*** INFORMATION PROVIDED Section Begins ***

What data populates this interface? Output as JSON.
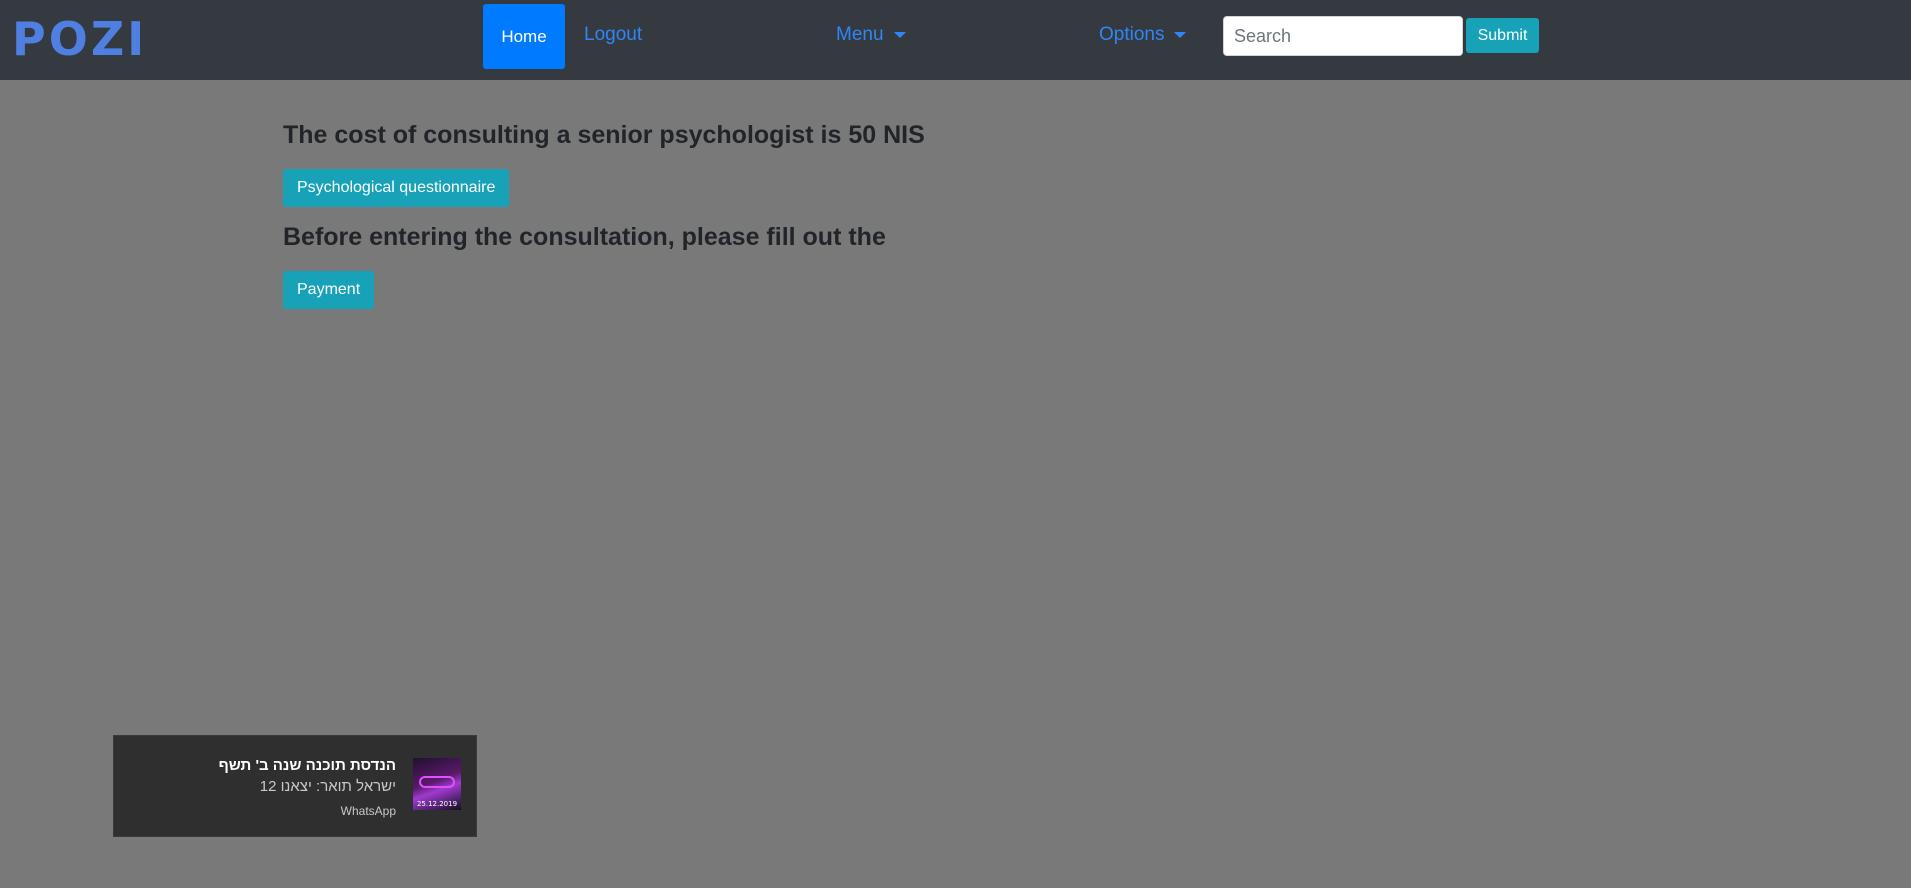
{
  "navbar": {
    "logo": "POZI",
    "home_label": "Home",
    "logout_label": "Logout",
    "menu_label": "Menu",
    "options_label": "Options",
    "search_placeholder": "Search",
    "submit_label": "Submit"
  },
  "main": {
    "cost_heading": "The cost of consulting a senior psychologist is 50 NIS",
    "questionnaire_button": "Psychological questionnaire",
    "instruction_heading": "Before entering the consultation, please fill out the",
    "payment_button": "Payment"
  },
  "notification": {
    "title": "הנדסת תוכנה שנה ב' תשף",
    "message": "ישראל תואר: יצאנו 12",
    "app": "WhatsApp",
    "thumbnail_icon": "group-photo-icon"
  },
  "colors": {
    "navbar_bg": "#343a40",
    "page_bg": "#797979",
    "primary": "#007bff",
    "info": "#17a2b8",
    "link": "#2f86f6"
  }
}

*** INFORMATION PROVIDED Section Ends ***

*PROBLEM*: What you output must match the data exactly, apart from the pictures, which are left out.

*OUTPUT FOR THIS TASK*:
What data populates this interface? Output as JSON.
{
  "navbar": {
    "logo": "POZI",
    "home_label": "Home",
    "logout_label": "Logout",
    "menu_label": "Menu",
    "options_label": "Options",
    "search_placeholder": "Search",
    "submit_label": "Submit"
  },
  "main": {
    "cost_heading": "The cost of consulting a senior psychologist is 50 NIS",
    "questionnaire_button": "Psychological questionnaire",
    "instruction_heading": "Before entering the consultation, please fill out the",
    "payment_button": "Payment"
  },
  "notification": {
    "title": "הנדסת תוכנה שנה ב' תשף",
    "message": "ישראל תואר: יצאנו 12",
    "app": "WhatsApp",
    "thumbnail_icon": "group-photo-icon"
  },
  "colors": {
    "navbar_bg": "#343a40",
    "page_bg": "#797979",
    "primary": "#007bff",
    "info": "#17a2b8",
    "link": "#2f86f6"
  }
}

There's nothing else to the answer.